Skip to content

Epilepsy Health Center

Select An Article

What Is Benign Rolandic Epilepsy?

(continued)
Font Size

What Tests Are Used to Diagnose Benign Rolandic Epilepsy?

When seizures are mild and only occur during sleep, benign rolandic epilepsy can easily go undiagnosed. Often, parents bring a child to the doctor after a tonic-clonic seizure during sleep.

Doctors diagnose benign rolandic epilepsy based on the pattern of seizures. They also gather information from multiple tests:

  • Electroencephalogram (EEG): By attaching a set of adhesive electrodes to the scalp, a technician records brain waves during this painless test. A neurologist interprets the EEG. Children with benign rolandic epilepsy often have spikes on their EEG tracings that help make the diagnosis.
  • Magnetic resonance imaging (MRI): This high-resolution scan of the brain is normal in children with benign rolandic epilepsy.

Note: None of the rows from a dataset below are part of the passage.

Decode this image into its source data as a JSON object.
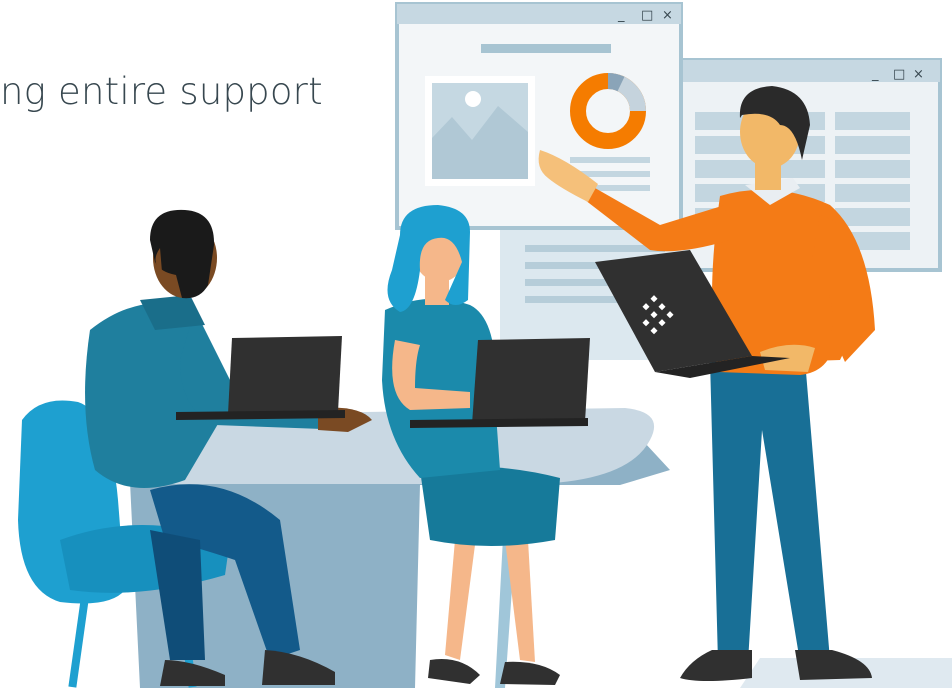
{
  "headline": "ng entire support",
  "window_front": {
    "controls": [
      "_",
      "□",
      "×"
    ]
  },
  "window_back": {
    "controls": [
      "_",
      "□",
      "×"
    ]
  },
  "icons": [
    "image-placeholder-icon",
    "donut-chart-icon",
    "laptop-logo-icon"
  ],
  "colors": {
    "window_frame": "#a7c4d2",
    "window_body": "#edf2f5",
    "donut": "#f57c00",
    "sweater": "#f47b16",
    "teal_shirt": "#1f7f9e",
    "chair": "#1ea0d0",
    "table": "#c9d8e3",
    "laptop": "#303030"
  }
}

Getting an MRI is noisy and can cause anxiety, but it's painless.
  • Neurologic exam: Children with benign rolandic epilepsy generally have a normal neurologic exam.

 

What Are the Treatments for Benign Rolandic Epilepsy?

Often in benign rolandic epilepsy, no treatment is needed or recommended. Seizures in benign rolandic epilepsy are usually mild, harmless, and infrequent. Virtually all children outgrow the condition.

Children might benefit from treatment if they're having any of these problems related to benign rolandic epilepsy:

  • learning difficulties
  • problems thinking or concentrating
  • behavior problems
  • daytime seizures
  • frequent seizures

Anti-seizure medications like Tegretol (carbamazepine), Trileptal (oxcarbazepine), or Neurontin (gabapentin) are most often prescribed to treat benign rolandic epilepsy. In some studies, treatment reduced tonic-clonic seizures, but facial seizures continued.

WebMD Medical Reference

Reviewed by Neil Lava, MD on March 18, 2013
1|2
Next Article:

Today on WebMD

human head and brain waves
Causes, symptoms, and treatments.
Grand mal seizure
How is each one different?
 
marijuana plant
CBD, a plant chemical, may cut down seizures.
prescription bottle
Which medication is right for you?
 
Seizures Driving
Article
Questions for Doctor Epilepsy
Article
 
Graces Magic Diet
Article
Pills spilling from bottle in front of clock
Article
 
first aid kit
Article
Caring Child Epilepsy
Article
 
Making Home Safe
Article
epilepsy monitoring
Article
 

WebMD Special Sections